She shut off that line of thought as she climbed out of bed. There was no use thinking about the mess of a situation. They—Nate, Seth, Boone and Cade, all Delta Force soldiers, along with herself and Kate, the UN accountant who had discovered the dark secret that a Black Ops group from the U.S. had developed a chemical weapon so deadly there was no antidote. They'd escaped with their lives but little else. Bottom line—she couldn't do anything about it, and it was useless to try.
She was a doctor, not a soldier. If she could have completely disassociated herself from the whole matter, she would have. All she wanted was to do her job. To keep the clinic going and lose herself in work. She didn't want to babysit Seth, she didn't want to have to hide, she didn't want to live in this house or have a trauma room in her basement.
Nothing had been right since that one day. Since she'd stood witness to the slaughter of an entire town. Of course she dreamed of it night after night. That day, she'd walked into hell.
Her bathroom floor was cold on her bare feet, but one of the great things about this old house was the water pressure. She turned on the shower, hung her robe and nightshirt on the hook on the back of the door and eased herself under the spray. She thought of nothing but the heat and comfort for several long minutes, then got down to the business of washing.
The more she thought about bringing Seth to work in the clinic, the more she liked the idea. It would get him out of the house, give him a practical way to get used to his prosthetic. And it would be a safe place. The kind of people who came to the clinic weren't likely to connect Seth, especially the way he looked now, to the Wanted posters. She'd encouraged him to do more than grow his hair, but he couldn't stand the mustache or beard. Maybe they could dye his hair, although it would be a shame to change those coppery highlights. Harper smiled, thinking of Seth's reaction if she should dare say such a thing. He wasn't exactly open to his feminine side, was he?

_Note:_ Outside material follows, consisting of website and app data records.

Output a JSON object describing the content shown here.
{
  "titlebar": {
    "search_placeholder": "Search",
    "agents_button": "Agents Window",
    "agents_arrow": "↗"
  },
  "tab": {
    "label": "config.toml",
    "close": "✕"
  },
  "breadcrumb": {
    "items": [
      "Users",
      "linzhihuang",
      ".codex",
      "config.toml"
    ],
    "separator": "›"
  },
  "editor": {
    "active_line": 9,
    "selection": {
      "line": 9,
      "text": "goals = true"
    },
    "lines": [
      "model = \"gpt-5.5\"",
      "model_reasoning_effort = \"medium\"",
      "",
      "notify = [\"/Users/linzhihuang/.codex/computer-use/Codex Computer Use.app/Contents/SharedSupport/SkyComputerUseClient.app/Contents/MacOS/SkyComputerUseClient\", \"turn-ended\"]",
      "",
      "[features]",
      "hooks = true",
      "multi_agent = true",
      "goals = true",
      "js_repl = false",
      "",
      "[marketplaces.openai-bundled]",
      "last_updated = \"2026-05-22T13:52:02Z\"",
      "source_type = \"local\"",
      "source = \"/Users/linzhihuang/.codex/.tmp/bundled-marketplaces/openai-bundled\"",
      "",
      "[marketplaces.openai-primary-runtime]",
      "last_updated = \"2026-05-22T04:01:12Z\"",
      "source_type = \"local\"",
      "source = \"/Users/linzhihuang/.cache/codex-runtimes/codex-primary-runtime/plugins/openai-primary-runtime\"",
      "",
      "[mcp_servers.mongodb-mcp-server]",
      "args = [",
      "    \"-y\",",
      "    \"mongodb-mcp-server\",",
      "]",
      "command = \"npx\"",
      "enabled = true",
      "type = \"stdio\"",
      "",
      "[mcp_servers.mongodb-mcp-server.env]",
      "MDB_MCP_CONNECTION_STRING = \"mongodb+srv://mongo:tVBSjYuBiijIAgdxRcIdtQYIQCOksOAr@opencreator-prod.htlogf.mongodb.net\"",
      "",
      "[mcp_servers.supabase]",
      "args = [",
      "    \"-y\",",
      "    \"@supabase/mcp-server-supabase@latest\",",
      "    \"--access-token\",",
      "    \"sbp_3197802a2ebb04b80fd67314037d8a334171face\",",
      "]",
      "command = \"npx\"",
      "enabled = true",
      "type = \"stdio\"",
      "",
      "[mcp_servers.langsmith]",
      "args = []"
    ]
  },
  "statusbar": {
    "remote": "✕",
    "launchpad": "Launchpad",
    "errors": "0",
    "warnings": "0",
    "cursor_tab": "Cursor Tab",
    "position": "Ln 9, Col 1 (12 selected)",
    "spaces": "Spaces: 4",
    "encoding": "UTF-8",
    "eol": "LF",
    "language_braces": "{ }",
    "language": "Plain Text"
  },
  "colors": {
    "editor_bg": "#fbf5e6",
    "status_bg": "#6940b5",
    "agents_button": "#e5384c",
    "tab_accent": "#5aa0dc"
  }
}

She finished washing her hair, then spread some shave gel on her right leg. She was pasty white, which she'd never been, even as a kid, but she didn't spend much time outdoors anymore. The hiking she loved was a thing of the past, work keeping her a virtual prisoner. It was probably foolish to ignore other aspects of her life, and if it wasn't quite so chilly out, she'd drive herself up to Angeles National Forest and get lost in the trees. Unfortunately this January was exceptionally cold and wet, and she wanted to hike for pleasure, not punishment.
After finishing her left leg, she rinsed off all the soap, shampoo and gel, wishing she didn't have to go down to the basement at all. Wishing she didn't know that Seth was still so angry. Wishing...
Wishing she had a man in her home who wanted her. Wanted to be there. She was lonely. Not because she had no real friends. That was nothing new. She didn't trust a lot of people, not in that intimate way she saw all around her. That had never been her style. But she wasn't one to deny herself when it came to men. She liked them, had always liked them. Not for keeps, of course, but for a month or two. If the chemistry was there, why not?
The chemistry hadn't even been alive in her since that day in Serbia. She didn't even want to think about how long she'd been without. She'd considered Seth, naturally, but he was so...so pissed. At her. Some women might get off on that whole macho anger thing, but not her. Not yet. But if something didn't change, she wasn't guaranteeing a thing.
She grabbed the towel off the rack, and fifteen minutes later she was in jeans and a sweater, her sneakers tied, her hair as neat as it ever got. No makeup, not for work.
Downstairs, the coffeepot had done its job, and she filled two mugs. Black for Seth and light for her. Then she headed down to the basement of doom.